#### TO DO:
Take the data and return it in full. Change nothing.
━━━━━━━━━━━━━━━━
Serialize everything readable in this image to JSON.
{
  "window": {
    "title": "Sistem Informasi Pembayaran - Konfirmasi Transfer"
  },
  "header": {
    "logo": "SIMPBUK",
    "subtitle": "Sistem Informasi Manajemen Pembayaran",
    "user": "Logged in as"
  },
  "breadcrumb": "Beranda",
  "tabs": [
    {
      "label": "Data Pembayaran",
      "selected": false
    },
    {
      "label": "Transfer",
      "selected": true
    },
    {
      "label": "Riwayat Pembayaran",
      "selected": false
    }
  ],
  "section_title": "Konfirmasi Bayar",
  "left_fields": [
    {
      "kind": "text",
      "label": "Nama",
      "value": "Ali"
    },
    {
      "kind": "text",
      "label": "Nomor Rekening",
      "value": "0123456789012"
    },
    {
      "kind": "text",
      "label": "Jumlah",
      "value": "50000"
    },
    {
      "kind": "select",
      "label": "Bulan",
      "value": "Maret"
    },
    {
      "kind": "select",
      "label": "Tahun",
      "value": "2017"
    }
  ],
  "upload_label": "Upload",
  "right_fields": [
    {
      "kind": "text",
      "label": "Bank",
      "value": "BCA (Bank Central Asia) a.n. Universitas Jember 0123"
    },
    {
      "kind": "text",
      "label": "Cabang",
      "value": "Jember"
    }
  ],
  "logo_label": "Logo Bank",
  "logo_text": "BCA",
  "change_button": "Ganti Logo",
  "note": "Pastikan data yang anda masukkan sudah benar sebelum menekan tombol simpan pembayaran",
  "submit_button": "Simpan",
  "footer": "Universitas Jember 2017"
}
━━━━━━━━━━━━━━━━
#### WRITTEN RESPONSE:
Serialize everything readable in this image to JSON.
{
  "window": {
    "title": "Sistem Informasi Pembayaran - Konfirmasi Transfer"
  },
  "header": {
    "logo": "SIMPBUK",
    "subtitle": "Sistem Informasi Manajemen Pembayaran",
    "user": "Logged in as"
  },
  "breadcrumb": "Beranda",
  "tabs": [
    {
      "label": "Data Pembayaran",
      "selected": false
    },
    {
      "label": "Transfer",
      "selected": true
    },
    {
      "label": "Riwayat Pembayaran",
      "selected": false
    }
  ],
  "section_title": "Konfirmasi Bayar",
  "left_fields": [
    {
      "kind": "text",
      "label": "Nama",
      "value": "Ali"
    },
    {
      "kind": "text",
      "label": "Nomor Rekening",
      "value": "0123456789012"
    },
    {
      "kind": "text",
      "label": "Jumlah",
      "value": "50000"
    },
    {
      "kind": "select",
      "label": "Bulan",
      "value": "Maret"
    },
    {
      "kind": "select",
      "label": "Tahun",
      "value": "2017"
    }
  ],
  "upload_label": "Upload",
  "right_fields": [
    {
      "kind": "text",
      "label": "Bank",
      "value": "BCA (Bank Central Asia) a.n. Universitas Jember 0123"
    },
    {
      "kind": "text",
      "label": "Cabang",
      "value": "Jember"
    }
  ],
  "logo_label": "Logo Bank",
  "logo_text": "BCA",
  "change_button": "Ganti Logo",
  "note": "Pastikan data yang anda masukkan sudah benar sebelum menekan tombol simpan pembayaran",
  "submit_button": "Simpan",
  "footer": "Universitas Jember 2017"
}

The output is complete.